BEGIN

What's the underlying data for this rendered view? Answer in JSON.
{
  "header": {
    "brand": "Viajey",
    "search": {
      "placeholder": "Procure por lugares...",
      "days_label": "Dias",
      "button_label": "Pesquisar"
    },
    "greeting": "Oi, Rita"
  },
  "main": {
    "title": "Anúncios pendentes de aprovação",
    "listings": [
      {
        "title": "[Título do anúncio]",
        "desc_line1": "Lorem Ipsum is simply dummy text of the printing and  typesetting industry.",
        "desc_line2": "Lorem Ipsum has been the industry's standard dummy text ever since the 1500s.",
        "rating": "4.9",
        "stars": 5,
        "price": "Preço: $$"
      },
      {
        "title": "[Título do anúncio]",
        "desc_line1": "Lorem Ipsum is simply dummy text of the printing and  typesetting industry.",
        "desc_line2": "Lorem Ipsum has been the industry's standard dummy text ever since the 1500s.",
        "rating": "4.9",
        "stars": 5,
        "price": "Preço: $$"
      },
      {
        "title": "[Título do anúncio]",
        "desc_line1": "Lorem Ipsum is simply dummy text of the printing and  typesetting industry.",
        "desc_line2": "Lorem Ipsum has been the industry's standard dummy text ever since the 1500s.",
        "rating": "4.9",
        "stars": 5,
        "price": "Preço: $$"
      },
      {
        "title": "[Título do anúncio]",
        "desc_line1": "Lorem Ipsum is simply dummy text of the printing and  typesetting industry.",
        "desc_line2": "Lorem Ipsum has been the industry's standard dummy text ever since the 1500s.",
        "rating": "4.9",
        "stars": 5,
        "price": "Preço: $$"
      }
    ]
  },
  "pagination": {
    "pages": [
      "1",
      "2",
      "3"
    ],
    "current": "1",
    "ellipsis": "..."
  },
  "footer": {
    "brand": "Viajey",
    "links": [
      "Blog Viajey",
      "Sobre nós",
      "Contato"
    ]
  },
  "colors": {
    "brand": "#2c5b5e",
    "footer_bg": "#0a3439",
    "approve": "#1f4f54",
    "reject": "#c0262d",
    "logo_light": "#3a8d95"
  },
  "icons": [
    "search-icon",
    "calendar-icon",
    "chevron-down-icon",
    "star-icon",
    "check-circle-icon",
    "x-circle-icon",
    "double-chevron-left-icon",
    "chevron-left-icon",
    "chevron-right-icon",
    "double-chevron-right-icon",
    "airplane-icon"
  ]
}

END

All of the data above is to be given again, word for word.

What's the underlying data for this rendered view? Answer in JSON.
{
  "header": {
    "brand": "Viajey",
    "search": {
      "placeholder": "Procure por lugares...",
      "days_label": "Dias",
      "button_label": "Pesquisar"
    },
    "greeting": "Oi, Rita"
  },
  "main": {
    "title": "Anúncios pendentes de aprovação",
    "listings": [
      {
        "title": "[Título do anúncio]",
        "desc_line1": "Lorem Ipsum is simply dummy text of the printing and  typesetting industry.",
        "desc_line2": "Lorem Ipsum has been the industry's standard dummy text ever since the 1500s.",
        "rating": "4.9",
        "stars": 5,
        "price": "Preço: $$"
      },
      {
        "title": "[Título do anúncio]",
        "desc_line1": "Lorem Ipsum is simply dummy text of the printing and  typesetting industry.",
        "desc_line2": "Lorem Ipsum has been the industry's standard dummy text ever since the 1500s.",
        "rating": "4.9",
        "stars": 5,
        "price": "Preço: $$"
      },
      {
        "title": "[Título do anúncio]",
        "desc_line1": "Lorem Ipsum is simply dummy text of the printing and  typesetting industry.",
        "desc_line2": "Lorem Ipsum has been the industry's standard dummy text ever since the 1500s.",
        "rating": "4.9",
        "stars": 5,
        "price": "Preço: $$"
      },
      {
        "title": "[Título do anúncio]",
        "desc_line1": "Lorem Ipsum is simply dummy text of the printing and  typesetting industry.",
        "desc_line2": "Lorem Ipsum has been the industry's standard dummy text ever since the 1500s.",
        "rating": "4.9",
        "stars": 5,
        "price": "Preço: $$"
      }
    ]
  },
  "pagination": {
    "pages": [
      "1",
      "2",
      "3"
    ],
    "current": "1",
    "ellipsis": "..."
  },
  "footer": {
    "brand": "Viajey",
    "links": [
      "Blog Viajey",
      "Sobre nós",
      "Contato"
    ]
  },
  "colors": {
    "brand": "#2c5b5e",
    "footer_bg": "#0a3439",
    "approve": "#1f4f54",
    "reject": "#c0262d",
    "logo_light": "#3a8d95"
  },
  "icons": [
    "search-icon",
    "calendar-icon",
    "chevron-down-icon",
    "star-icon",
    "check-circle-icon",
    "x-circle-icon",
    "double-chevron-left-icon",
    "chevron-left-icon",
    "chevron-right-icon",
    "double-chevron-right-icon",
    "airplane-icon"
  ]
}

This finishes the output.